NORTHFIELD, Minn. (WCCO) – On a cold, clear, Minnesota morning, Norbert Abayisenga is headed to biology class. He is a sophomore in a sea of 3,100 St. Olaf College students.
“I really appreciate my past and I don’t regret my past because it made me into who I am,” Abayisenga said.
Those are powerful words considering Abayisenga lost his mother to the Rwandan genocide back in 1994.
A few years later, he lost his father too.
Despite being orphaned at such a young age, Norbert believes that evil has succumbed to hope in his native Rwanda.
“But also learn from being humble, forgiveness and all that stuff from Rwanda and how we can move from nothing to something,” Abayisenga said.
He won’t be alone now that he’s spending his second year so far from his native Africa. This fall a second Rwandan student joined him on the St. Olaf campus.
Halima Ingabire settled in to her new college dorm with the help of her newly found friends.
Inside her dorm room, one of her friends suggests, “Halima, you should put posters up in your room.” “Yes, I should but I don’t get time,” Ingabire agrees.
Between classes and the culture shock, Ingabire is incredibly grateful for the chance to grow in such a peaceful and engaging setting. She has quickly embraced why Americans devote a day for giving thanks for what they have.
“Thanking God for the people around because I feel like I have family here,” Ingabire said.
A family that’s helping her embrace new cultures and customs, like her first ever birthday cake, first attempt to ride a bike and her first experience at the Mall of America.
Then, just weeks into the school year, she and Abayisenga received a surprise visitor from back home.
It was their Bishop, from the Sonrise school they both attended in Rwanda.
“It brings tears to my eyes,” Dr. Laurent Mbanda said.
Mbanda had come to Minnesota so see how his two standout students were adjusting to college life. But also, he was here to extend heartfelt thank St. Olaf for the student’s incredible opportunity.
“For these kids it has opened a door. And it is not just a contribution to these kids, but a contribution to the nation as a whole,” Mbanda said.
But for Abayisenga and Ingabire, the gift of education is balanced by what they give back by bringing to campus a richer and deeper culture of understanding.

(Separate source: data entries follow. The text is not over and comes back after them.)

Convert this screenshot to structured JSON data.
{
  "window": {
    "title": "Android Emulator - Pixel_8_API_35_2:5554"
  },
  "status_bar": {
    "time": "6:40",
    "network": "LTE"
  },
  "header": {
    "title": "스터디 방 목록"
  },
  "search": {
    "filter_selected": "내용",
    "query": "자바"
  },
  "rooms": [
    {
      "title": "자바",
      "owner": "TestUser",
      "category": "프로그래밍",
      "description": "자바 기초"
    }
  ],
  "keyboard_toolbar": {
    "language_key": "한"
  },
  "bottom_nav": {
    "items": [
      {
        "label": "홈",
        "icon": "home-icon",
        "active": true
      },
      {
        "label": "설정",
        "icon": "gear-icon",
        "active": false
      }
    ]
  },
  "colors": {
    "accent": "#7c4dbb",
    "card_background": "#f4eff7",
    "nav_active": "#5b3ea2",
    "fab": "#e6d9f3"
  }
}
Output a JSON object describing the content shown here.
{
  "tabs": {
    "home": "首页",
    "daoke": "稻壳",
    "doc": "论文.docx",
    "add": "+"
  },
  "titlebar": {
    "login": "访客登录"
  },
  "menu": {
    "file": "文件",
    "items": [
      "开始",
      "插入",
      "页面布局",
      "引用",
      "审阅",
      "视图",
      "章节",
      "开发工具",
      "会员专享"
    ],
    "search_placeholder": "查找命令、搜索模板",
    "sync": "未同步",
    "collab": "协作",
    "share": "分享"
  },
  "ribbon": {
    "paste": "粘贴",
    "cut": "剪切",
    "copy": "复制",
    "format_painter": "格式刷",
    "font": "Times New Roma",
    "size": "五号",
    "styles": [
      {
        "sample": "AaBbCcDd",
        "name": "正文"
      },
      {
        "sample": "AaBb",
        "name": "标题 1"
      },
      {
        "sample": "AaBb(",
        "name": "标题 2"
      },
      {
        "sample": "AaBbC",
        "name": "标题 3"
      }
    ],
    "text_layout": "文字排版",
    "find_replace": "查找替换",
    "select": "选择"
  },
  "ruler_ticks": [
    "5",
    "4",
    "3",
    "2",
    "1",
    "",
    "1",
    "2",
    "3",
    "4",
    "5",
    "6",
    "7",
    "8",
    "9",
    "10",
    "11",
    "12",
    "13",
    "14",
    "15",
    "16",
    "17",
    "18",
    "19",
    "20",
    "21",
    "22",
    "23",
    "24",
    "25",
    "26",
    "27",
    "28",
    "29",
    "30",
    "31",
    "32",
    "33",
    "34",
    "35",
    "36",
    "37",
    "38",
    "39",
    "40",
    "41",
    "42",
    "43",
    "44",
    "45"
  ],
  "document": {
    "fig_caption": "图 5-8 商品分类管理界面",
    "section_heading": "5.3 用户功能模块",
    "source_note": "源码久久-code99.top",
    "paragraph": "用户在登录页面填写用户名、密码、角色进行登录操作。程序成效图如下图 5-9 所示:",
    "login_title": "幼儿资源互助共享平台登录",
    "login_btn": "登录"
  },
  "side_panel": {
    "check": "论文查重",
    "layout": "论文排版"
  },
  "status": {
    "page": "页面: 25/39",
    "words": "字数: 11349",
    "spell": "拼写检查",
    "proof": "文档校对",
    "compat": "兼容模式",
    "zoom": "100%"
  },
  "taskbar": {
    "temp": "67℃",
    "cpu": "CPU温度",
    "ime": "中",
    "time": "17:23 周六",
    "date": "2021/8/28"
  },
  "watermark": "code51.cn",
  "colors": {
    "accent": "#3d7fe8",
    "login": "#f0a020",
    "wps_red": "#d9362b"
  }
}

“Because they’re grateful, we’re grateful to be a part of their life as well.” Michael Kyle, St. Olaf Dean, said.
But when questions turn to the terrible period in each of their lives, Ingabire pauses and covers her eyes.
It is painfully obvious that lives forged by tragedy are never fully healed.
“One second,” she says.
Ingabire breaks down at the thought of the hundreds of thousands of lives lost in Rwanda’s civil war two decades ago. It seems too personal to ask such a difficult question.
Yet, she and Abayisenga both know that their friends will ask questions about the genocide.
“It still hurts. It’s history that never leaves our hearts,” she explains.
But Ingabire smiles when the subject turns to Thanksgiving. She knows that this is a day to give thanks for the road ahead.
Ingabire and Abayisenga are living proof to all mankind that the worst adversity is no match for raw human desire.
“It’s a good time to have a word and say thank you for your support and yea,” Abayisenga beams.
“I do have a lot of things to thank for, but mostly it’s my opportunity to be here!” Ingabire said.